We found deadly crashes in Ohio have dropped a lot this year compared to last year.

Deadly crashes are down by about 105 in 2022 compared to last year.

That’s 76 fewer deaths statewide.

A crash fatality map from OSHP shows 11 counties in northeast Ohio have had two or more fewer fatal crashes this year, including Cuyahoga, Summit, and Lorain counties.

Cuyahoga County is down 29 deadly crashes.

We spoke with Sgt. Santiago from Ohio State Highway Patrol to find out the possible reasons behind this drop.

“The motorists in Ohio are making better decisions behind the wheel. I know from Highway Patrol standpoint, we’re being very purposeful in everything that we do and when we say, you know, we’re providing service with the purpose. That’s that has meaning behind it.” Sgt. Santiago said.

That’s not the only downward trend state troopers are seeing.

State troopers are making less stops on our highways and roads when it comes to crashes investigated, OVI enforcement, driving under suspension enforcement, seatbelt enforcements, and distracted driving violations.

Sgt. Santiago said the decrease in overall enforcement numbers is partly due to their lack of manpower.

That’s something he said other law enforcement agencies are dealing with too.
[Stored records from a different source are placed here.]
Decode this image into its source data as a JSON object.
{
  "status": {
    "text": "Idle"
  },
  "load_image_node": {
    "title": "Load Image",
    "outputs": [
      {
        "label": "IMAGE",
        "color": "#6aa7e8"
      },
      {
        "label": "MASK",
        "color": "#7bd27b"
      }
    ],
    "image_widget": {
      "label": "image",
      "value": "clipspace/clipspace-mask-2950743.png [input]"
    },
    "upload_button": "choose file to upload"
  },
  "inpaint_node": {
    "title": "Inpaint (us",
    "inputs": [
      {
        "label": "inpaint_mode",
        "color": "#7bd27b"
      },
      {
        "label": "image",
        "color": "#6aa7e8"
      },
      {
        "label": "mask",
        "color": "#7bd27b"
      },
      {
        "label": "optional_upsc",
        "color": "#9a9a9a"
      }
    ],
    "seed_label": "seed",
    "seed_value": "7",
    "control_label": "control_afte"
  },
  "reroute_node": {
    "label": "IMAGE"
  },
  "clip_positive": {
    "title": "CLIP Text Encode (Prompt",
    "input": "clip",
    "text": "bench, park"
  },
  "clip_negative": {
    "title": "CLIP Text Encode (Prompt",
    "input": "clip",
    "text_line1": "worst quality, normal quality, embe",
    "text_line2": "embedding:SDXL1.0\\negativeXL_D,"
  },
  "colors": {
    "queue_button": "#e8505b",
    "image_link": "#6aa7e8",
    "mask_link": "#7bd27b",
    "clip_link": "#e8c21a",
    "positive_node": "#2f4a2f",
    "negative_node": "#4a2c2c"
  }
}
“We have a lot of very tired troopers, they’re working to the bone and you know, we’re trying to do what we can in areas where we can. We obviously need to get some of those numbers back up,” Sgt. Santiago said.
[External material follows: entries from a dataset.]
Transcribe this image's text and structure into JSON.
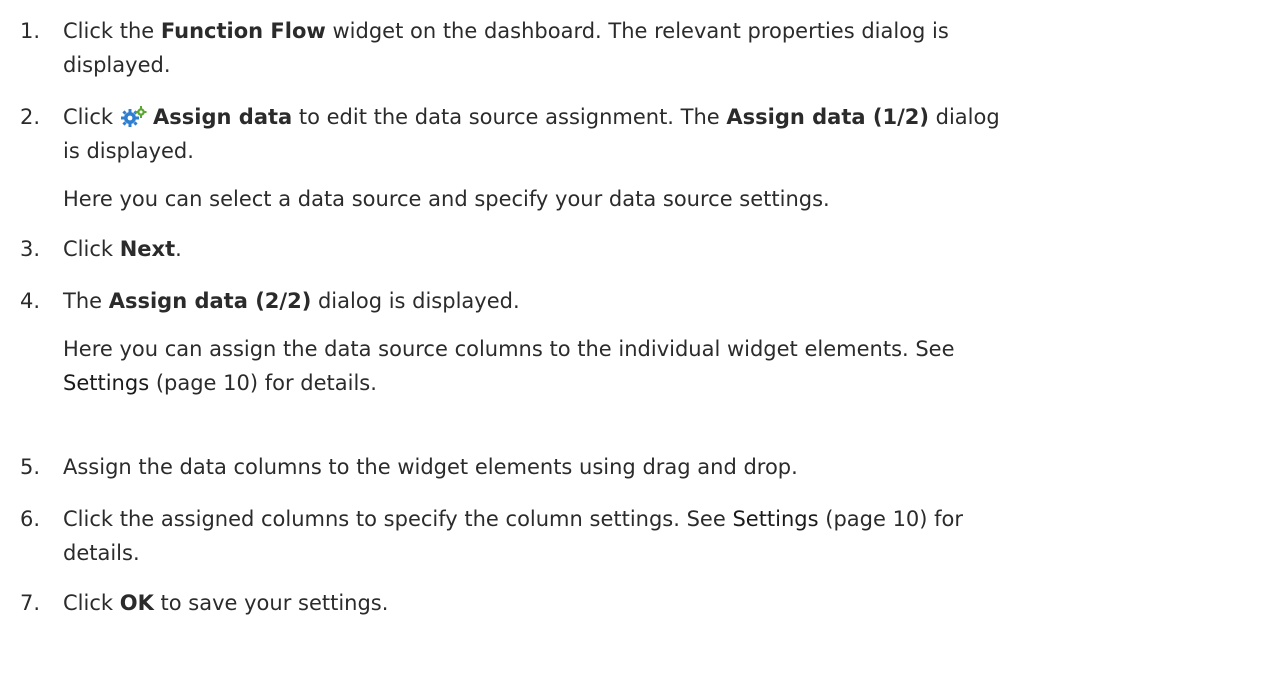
{
  "steps": [
    {
      "num": "1.",
      "line1": {
        "pre": "Click the ",
        "bold": "Function Flow",
        "post": " widget on the dashboard. The relevant properties dialog is"
      },
      "line2": "displayed."
    },
    {
      "num": "2.",
      "icon": "gears-icon",
      "line1": {
        "pre": "Click",
        "bold1": "Assign data",
        "mid": " to edit the data source assignment. The ",
        "bold2": "Assign data (1/2)",
        "post": " dialog"
      },
      "line2": "is displayed.",
      "sub": "Here you can select a data source and specify your data source settings."
    },
    {
      "num": "3.",
      "pre": "Click ",
      "bold": "Next",
      "post": "."
    },
    {
      "num": "4.",
      "pre": "The ",
      "bold": "Assign data (2/2)",
      "post": " dialog is displayed.",
      "sub1": "Here you can assign the data source columns to the individual widget elements. See",
      "sub2_link": "Settings",
      "sub2_post": " (page 10) for details."
    },
    {
      "num": "5.",
      "text": "Assign the data columns to the widget elements using drag and drop."
    },
    {
      "num": "6.",
      "line1_pre": "Click the assigned columns to specify the column settings. See ",
      "line1_link": "Settings",
      "line1_post": " (page 10) for",
      "line2": "details."
    },
    {
      "num": "7.",
      "pre": "Click ",
      "bold": "OK",
      "post": " to save your settings."
    }
  ],
  "colors": {
    "text": "#2b2b2b",
    "icon_blue": "#2f7fd0",
    "icon_green": "#5aa832"
  }
}
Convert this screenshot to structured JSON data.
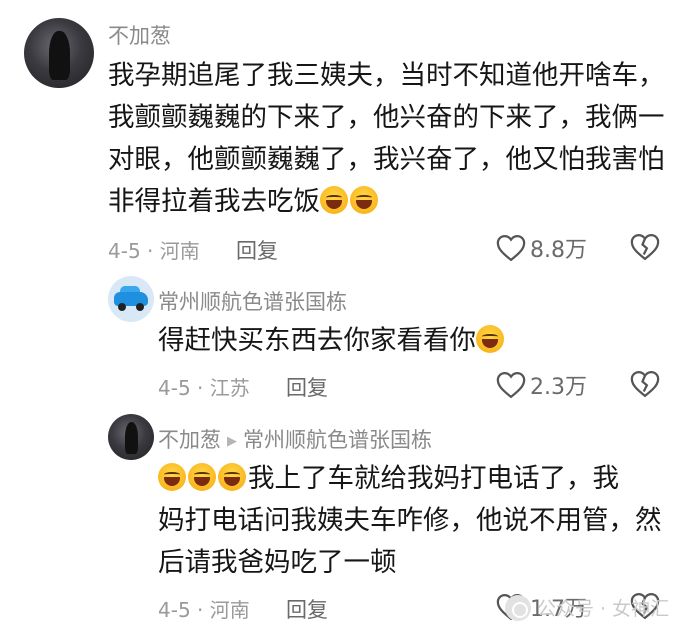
{
  "comments": [
    {
      "username": "不加葱",
      "lines": [
        "我孕期追尾了我三姨夫，当时不知道他开啥车，",
        "我颤颤巍巍的下来了，他兴奋的下来了，我俩一",
        "对眼，他颤颤巍巍了，我兴奋了，他又怕我害怕",
        "非得拉着我去吃饭"
      ],
      "date_location": "4-5 · 河南",
      "reply_label": "回复",
      "likes": "8.8万"
    },
    {
      "username": "常州顺航色谱张国栋",
      "lines": [
        "得赶快买东西去你家看看你"
      ],
      "date_location": "4-5 · 江苏",
      "reply_label": "回复",
      "likes": "2.3万"
    },
    {
      "username": "不加葱",
      "reply_to": "常州顺航色谱张国栋",
      "lines": [
        "我上了车就给我妈打电话了，我",
        "妈打电话问我姨夫车咋修，他说不用管，然",
        "后请我爸妈吃了一顿"
      ],
      "date_location": "4-5 · 河南",
      "reply_label": "回复",
      "likes": "1.7万"
    }
  ],
  "watermark": "公众号 · 女神汇",
  "icons": {
    "emoji": "laughing-crying-emoji-icon",
    "like": "heart-outline-icon",
    "dislike": "broken-heart-icon"
  },
  "colors": {
    "username": "#8a8a8a",
    "text": "#161616",
    "meta": "#9a9a9a"
  }
}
Because of this, he said they’re working smarter, using data to target specific areas with the most problems.

For example in Canton, with impaired drivers.

“When we start to look at where the Canton Post was focusing their enforcement efforts so far this year, it’s right down I-77, right around the city. And this year’s map, it’s not nearly as dense as it was in those areas. Again, do we still see opportunities for improvement? Absolutely, but we’re making a step in the right direction,” he said.

We found Ohio State Highway Patrol is also seeing a drop in other enforcement areas from last year, including weapons and drug violations.

We’ll keep an eye on how things look through the end of the year.

If you come across any unsafe drivers on the road, including impaired drivers, you can contact state patrol by calling #677.